The NFPA 1 Fire Code section 1.12 (Permits and Approvals) provides excellent guidance on the requirements for permits and approval of these for high-risk processes. It includes a detailed list of almost 80 hazardous processes that would require a permit, including the nature of the permit required and the reference to the code provision. A sampling of these:
- storage of aerosol products
- carnivals and fairs
- commercial rubbish handling operations
- cutting and welding operations
- dry-cleaning plants
- dust-producing operations
- storage of flammable and combustible liquids over specified quantities
- inside and outside storage of tires
- places of assembly
- torch-applied roofing operations
In my opinion, these can be incorporated into a local fire-prevention bylaw and the corresponding fees should be adjusted according to the time and effort the department is required to commit to reviewing the application and conducting the inspection, if necessary. The section also provides excellent guidance on the implementation and management of the permitting process, which includes giving the authority having jurisdiction the right to inspect the property prior to the issuing of a permit.
The argument that these requirements represent an unfair burden on the affected industries can be countered by the fact that international code agencies have recognized that these processes are hazardous and can have a significant impact on other properties and on the community. The permit process also ensures that these hazards are adequately monitored in our communities; effectively, the permit processes can serve as the eyes and ears of the fire-operations division. The inspection process can also result in the identification and mapping of hazards in the community. This, in turn, could support larger community-wide risk reviews, such as those found in Le schéma de couverture de risques, or the latest guideline from the Ontario Office of the Fire Marshal, Operational Planning: An Official Guide to Matching Resource Deployment and Risk. This, in turn, would improve the pre-incident planning undertaken in the department. The permit fees would also provide the necessary revenue back to the community to offset the costs of the inspections. Thus, only high-risk users of fire-protection services pay for the enhanced risks and services in the community – not the entire population. Under the Fire Underwriters Survey grading system, all will benefit from improved grading and, thus, lower premiums.

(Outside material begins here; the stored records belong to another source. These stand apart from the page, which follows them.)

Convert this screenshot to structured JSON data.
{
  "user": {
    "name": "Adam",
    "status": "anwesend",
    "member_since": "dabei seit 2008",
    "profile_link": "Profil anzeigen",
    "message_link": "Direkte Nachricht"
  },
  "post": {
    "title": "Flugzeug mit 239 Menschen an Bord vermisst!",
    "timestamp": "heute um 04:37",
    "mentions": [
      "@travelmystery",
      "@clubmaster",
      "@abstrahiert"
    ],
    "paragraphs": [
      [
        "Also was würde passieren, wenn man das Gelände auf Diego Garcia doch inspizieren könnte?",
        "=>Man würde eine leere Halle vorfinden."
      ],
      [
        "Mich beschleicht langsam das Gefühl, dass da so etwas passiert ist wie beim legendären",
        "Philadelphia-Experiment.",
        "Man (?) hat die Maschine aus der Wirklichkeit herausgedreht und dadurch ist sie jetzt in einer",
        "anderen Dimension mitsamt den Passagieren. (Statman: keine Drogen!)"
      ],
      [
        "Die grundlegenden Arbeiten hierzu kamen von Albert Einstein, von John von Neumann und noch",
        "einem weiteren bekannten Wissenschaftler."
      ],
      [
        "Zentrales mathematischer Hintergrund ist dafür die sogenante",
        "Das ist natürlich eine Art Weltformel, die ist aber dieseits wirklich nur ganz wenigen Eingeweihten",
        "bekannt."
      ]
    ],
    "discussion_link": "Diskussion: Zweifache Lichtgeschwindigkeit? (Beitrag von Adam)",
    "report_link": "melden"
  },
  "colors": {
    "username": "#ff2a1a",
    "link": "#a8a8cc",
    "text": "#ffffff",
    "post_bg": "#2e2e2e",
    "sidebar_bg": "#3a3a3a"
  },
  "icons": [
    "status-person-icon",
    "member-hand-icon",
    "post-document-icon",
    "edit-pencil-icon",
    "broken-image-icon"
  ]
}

The concept of requiring permits for high fire-risk operations needs to be implemented by the fire service at the local level. The added revenue that this generates can provide the needed funds to operate a vigorous fire-inspection program. Such a program benefits communities through reduced fire losses and minimizes the risks to firefighters.
(All NFPA codes and standards are available online at www.nfpa.org .)
Sean Tracey, P.Eng., MIFireE, is the Canadian regional manager of the National Fire Protection Association International and formerly the Canadian Armed Forces fire marshal. Contact him at email@example.com.